Leopold’s legacy also includes the cutting-edge conservation disciplines of today: protecting biodiversity, restoring damaged ecosystems, growing healthy local food. Leopold’s concept of land health speaks directly to current notions of healthy ecosystems and their connection to healthy communities. Everyone gets it.
One of the questions we often hear following our screenings is: What did you learn about Leopold during the making of this film?
Leopold said: “There are two things that interest me: The relation of people to each other and the relation of people to land.” When audiences ask me what I learned about Leopold in making the film, I often tell them that he strikes me as a profoundly well-adjusted individual. He related well with people, despite being an outdoorsman and writer, two occupations often done in isolation. He loved his wife and children, and they clearly loved him. He was very close with his parents, but not in a suffocating way. His students worshipped him, his professional colleagues admired him. He could talk with scientists and farmers, hunters and engineers, ranchers and wilderness advocates. As an amateur environmental historian, I have found these qualities to be somewhat rare in the conservation field; but without those relationships, conservation will never succeed.
Leopold is also relevant to us today because he allows us to move beyond the intractable ideological debates and look at the deeper ecological and economic relationships. He wants us to look not at the things that divide us, but at the things that connect us: water, food, energy.
As with so many others, Leopold has had a profound personal influence on me and my wife. Ann and I have worked for the U.S. Forest Service for more than twenty years. We came to the agency in the late 1980s at a moment of crisis and, in hindsight, a huge paradigm shift—the end of the “big timber” era. As the timber program “hit the wall,” Forest Service Chief Dale Robertson invoked Aldo Leopold as he outlined the transition from the utilitarian wise-use model of Gifford Pinchot to the “new perspective” of ecosystem management. No large organization, particularly a government agency, changes quickly. Indeed it has taken two decades for the staffing, structure, and targets to catch up with new philosophy. But where we work, in California, the top priority of the region is ecosystem restoration. The priorities are healthy, resilient ecosystems, conserving biodiversity, and sustaining local economies—all very Leopoldian, all very encouraging.
Leopold has shaped our personal goals as well. We are fortunate to have inherited a farm property in New England. Leopold is always on our minds as we think about what we will do with it. Leopold said that “conservation will ultimately come down to rewarding the private landowner who conserves the public interest.”

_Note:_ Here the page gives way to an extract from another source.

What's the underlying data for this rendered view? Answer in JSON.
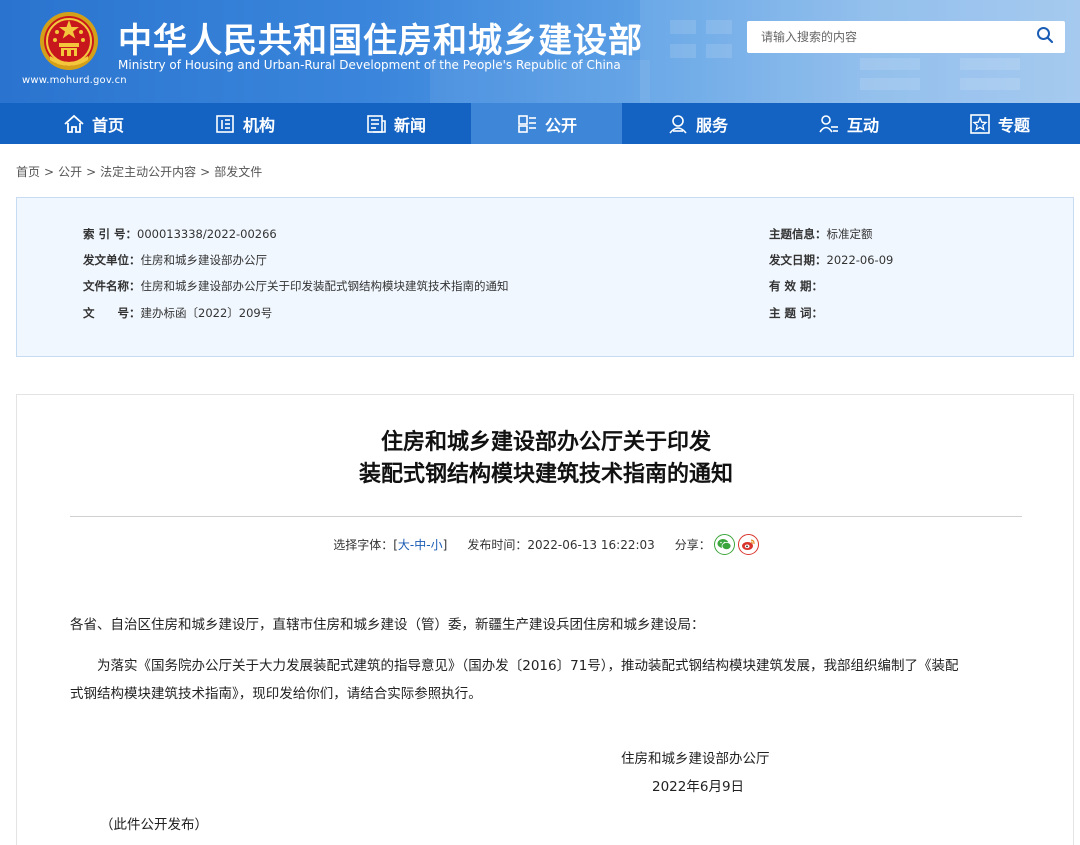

Whether or not we will be rewarded, we understand it is in our best interested to be good “biotic citizens.” And so we will try to take the lessons from Leopold (and his children, grandchildren and great-grandchildren) and see what we can do to make the land and our community healthier, more resilient, and more sustainable.
Leopold is such an appealing figure because everyone can take something useful from his life and his legacy, and that is why his popularity continues to grow. As we move into his 125th year, his “green fire” continues to burn as brightly ever.
###Steve Dunsky is co-director, writer, and producer of The Greatest Good: A Forest Service Centennial Film and Butterflies and Bulldozers: David Schooley, Fred Smith and the Fight for San Bruno Mountain.
For more information about Green Fire, visit: www.greenfiremovie.com.
For additional information about Aldo Leopold, visit the Aldo Foundation: www.aldoleopold.org.
To learn more about the Forest Service’s work on ecological restoration, visit: http://www.fs.fed.us/restoration/QandAs.shtml
To view our photo gallery of Aldo Leopold, visit: http://www.foresthistory.org/Research/Galleries/Leopold_Gallery/index.htm